# [Task data]

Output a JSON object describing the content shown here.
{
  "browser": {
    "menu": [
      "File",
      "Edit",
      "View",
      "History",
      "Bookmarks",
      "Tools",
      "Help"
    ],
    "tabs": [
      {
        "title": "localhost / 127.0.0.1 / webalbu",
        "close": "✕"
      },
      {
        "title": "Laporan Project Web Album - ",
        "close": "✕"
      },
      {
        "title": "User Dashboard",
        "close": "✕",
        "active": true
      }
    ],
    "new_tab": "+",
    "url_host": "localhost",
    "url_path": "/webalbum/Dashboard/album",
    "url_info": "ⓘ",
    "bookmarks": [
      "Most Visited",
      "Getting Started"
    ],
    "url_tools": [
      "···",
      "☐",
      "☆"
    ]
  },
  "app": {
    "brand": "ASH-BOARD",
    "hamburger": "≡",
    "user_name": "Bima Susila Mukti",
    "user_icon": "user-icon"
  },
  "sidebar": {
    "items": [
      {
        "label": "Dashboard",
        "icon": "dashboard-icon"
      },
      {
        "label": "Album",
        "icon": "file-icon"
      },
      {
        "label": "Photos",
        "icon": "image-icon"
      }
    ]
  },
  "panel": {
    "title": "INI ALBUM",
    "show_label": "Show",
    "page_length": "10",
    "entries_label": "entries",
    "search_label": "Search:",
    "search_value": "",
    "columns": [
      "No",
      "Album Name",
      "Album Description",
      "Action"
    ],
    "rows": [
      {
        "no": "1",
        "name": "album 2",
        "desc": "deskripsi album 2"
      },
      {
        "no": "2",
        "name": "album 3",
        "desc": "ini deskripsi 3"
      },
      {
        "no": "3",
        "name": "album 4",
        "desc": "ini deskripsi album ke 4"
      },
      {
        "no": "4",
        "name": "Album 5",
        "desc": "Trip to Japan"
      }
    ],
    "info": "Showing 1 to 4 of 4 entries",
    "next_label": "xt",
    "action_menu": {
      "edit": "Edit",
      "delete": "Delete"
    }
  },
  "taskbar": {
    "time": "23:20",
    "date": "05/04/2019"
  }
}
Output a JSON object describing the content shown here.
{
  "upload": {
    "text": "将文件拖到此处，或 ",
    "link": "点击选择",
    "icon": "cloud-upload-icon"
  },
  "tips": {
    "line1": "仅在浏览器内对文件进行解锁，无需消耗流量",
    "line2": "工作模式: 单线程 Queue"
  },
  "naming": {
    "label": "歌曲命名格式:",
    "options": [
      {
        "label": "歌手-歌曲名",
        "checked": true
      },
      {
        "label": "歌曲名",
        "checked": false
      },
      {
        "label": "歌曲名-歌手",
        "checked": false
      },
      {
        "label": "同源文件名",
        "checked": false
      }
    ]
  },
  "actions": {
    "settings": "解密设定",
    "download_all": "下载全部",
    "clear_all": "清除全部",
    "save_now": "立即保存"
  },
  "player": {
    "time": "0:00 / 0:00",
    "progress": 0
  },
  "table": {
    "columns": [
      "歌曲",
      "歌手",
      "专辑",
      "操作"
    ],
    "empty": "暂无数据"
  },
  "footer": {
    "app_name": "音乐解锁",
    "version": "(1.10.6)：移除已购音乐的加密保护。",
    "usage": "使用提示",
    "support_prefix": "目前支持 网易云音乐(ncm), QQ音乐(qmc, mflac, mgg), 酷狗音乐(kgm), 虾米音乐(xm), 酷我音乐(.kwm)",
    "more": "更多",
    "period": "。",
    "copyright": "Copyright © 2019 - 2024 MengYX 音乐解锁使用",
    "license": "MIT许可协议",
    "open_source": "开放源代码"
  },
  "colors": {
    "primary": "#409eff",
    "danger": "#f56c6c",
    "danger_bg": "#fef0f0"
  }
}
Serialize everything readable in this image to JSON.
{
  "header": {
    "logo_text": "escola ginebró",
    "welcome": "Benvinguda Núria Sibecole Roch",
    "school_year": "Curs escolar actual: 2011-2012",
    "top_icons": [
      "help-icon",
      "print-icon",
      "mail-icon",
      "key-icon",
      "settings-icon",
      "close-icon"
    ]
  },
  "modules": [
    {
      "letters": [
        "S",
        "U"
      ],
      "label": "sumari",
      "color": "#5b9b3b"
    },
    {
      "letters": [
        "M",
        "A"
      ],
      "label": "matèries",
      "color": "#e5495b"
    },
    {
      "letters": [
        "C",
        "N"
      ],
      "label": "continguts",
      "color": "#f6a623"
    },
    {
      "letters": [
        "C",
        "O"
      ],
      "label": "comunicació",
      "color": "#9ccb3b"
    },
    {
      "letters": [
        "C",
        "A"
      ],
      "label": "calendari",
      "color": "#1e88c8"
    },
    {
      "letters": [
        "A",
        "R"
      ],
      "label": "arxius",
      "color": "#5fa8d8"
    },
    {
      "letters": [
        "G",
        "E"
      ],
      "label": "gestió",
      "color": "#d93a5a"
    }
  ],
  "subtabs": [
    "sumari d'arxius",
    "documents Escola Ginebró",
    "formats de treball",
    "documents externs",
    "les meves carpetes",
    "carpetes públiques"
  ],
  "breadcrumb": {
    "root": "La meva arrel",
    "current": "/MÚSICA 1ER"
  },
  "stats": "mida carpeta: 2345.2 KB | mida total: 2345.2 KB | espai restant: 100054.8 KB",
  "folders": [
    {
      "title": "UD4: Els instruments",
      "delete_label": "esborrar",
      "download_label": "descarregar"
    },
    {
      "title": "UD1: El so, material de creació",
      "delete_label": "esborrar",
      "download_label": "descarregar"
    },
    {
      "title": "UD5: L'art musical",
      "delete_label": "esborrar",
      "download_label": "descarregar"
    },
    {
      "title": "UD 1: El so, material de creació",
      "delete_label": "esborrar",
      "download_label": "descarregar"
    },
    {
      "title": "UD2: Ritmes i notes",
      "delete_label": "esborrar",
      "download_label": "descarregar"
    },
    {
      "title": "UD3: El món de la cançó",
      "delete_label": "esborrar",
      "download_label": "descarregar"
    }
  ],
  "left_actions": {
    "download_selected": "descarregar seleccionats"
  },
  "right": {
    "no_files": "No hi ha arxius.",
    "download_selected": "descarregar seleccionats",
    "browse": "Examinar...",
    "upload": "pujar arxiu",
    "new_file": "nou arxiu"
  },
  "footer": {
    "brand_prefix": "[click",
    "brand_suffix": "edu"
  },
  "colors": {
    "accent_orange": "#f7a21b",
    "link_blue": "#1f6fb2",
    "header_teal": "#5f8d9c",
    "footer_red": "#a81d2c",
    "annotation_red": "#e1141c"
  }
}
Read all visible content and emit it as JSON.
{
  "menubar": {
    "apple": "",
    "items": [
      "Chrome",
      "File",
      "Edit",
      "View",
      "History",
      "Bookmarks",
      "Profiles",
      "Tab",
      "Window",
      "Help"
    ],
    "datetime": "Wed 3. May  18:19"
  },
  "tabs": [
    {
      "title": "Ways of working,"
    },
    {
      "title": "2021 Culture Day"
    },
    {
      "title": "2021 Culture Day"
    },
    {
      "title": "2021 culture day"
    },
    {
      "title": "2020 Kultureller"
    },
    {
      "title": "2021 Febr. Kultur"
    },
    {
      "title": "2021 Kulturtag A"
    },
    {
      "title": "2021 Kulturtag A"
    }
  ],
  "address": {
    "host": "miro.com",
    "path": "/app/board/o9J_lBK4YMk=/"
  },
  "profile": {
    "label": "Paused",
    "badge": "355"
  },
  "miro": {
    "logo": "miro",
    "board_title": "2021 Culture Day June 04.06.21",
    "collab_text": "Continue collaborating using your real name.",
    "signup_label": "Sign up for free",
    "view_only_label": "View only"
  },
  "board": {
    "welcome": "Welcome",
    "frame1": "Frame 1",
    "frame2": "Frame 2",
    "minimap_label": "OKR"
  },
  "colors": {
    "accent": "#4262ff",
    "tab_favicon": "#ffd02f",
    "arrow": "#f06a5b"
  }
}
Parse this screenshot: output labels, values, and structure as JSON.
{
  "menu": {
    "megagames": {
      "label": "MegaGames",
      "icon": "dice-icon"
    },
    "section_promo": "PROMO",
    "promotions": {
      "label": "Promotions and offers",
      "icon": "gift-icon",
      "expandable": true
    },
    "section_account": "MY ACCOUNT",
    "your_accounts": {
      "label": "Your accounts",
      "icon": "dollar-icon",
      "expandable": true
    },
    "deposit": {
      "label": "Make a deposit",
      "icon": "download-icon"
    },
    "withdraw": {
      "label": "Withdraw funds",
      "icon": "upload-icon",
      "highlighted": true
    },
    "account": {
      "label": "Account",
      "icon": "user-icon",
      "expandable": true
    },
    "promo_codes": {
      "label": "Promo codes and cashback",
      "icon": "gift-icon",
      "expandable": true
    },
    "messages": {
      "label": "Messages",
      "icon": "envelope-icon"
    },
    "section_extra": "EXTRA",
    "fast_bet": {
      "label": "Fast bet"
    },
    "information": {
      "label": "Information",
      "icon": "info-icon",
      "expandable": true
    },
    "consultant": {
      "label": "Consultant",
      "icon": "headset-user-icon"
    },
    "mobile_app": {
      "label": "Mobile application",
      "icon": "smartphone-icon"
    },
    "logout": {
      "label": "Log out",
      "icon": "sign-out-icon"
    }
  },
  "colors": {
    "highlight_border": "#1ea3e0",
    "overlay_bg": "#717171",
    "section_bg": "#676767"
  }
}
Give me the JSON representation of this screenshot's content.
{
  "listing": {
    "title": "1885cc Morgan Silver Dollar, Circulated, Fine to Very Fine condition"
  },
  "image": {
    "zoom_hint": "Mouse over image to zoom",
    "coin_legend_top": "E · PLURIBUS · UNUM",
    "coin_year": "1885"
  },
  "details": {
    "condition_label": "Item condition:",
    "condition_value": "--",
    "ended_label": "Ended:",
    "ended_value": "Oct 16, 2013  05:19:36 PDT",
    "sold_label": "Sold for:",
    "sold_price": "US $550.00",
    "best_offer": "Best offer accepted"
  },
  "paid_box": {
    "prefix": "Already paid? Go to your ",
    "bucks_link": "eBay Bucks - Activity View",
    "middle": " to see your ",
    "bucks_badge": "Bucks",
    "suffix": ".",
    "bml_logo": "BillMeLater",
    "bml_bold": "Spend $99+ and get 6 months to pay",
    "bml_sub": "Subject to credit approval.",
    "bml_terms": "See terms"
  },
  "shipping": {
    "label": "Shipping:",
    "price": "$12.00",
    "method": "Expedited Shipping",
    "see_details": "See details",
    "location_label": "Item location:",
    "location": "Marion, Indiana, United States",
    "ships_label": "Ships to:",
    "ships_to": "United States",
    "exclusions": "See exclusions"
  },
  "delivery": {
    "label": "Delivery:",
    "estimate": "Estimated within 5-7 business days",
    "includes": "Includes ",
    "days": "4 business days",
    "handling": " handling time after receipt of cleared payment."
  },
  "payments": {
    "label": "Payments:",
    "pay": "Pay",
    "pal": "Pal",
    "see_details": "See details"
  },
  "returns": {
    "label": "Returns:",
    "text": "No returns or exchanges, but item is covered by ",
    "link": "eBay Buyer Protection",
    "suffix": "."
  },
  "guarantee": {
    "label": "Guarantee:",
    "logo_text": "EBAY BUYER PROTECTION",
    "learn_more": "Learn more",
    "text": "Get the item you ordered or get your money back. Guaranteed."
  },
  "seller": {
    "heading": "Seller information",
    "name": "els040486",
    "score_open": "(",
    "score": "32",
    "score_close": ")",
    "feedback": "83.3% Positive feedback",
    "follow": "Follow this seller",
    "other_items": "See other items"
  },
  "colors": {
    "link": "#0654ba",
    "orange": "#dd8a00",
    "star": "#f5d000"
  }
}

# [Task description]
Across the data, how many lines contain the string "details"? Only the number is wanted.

# [Exercise solution]
3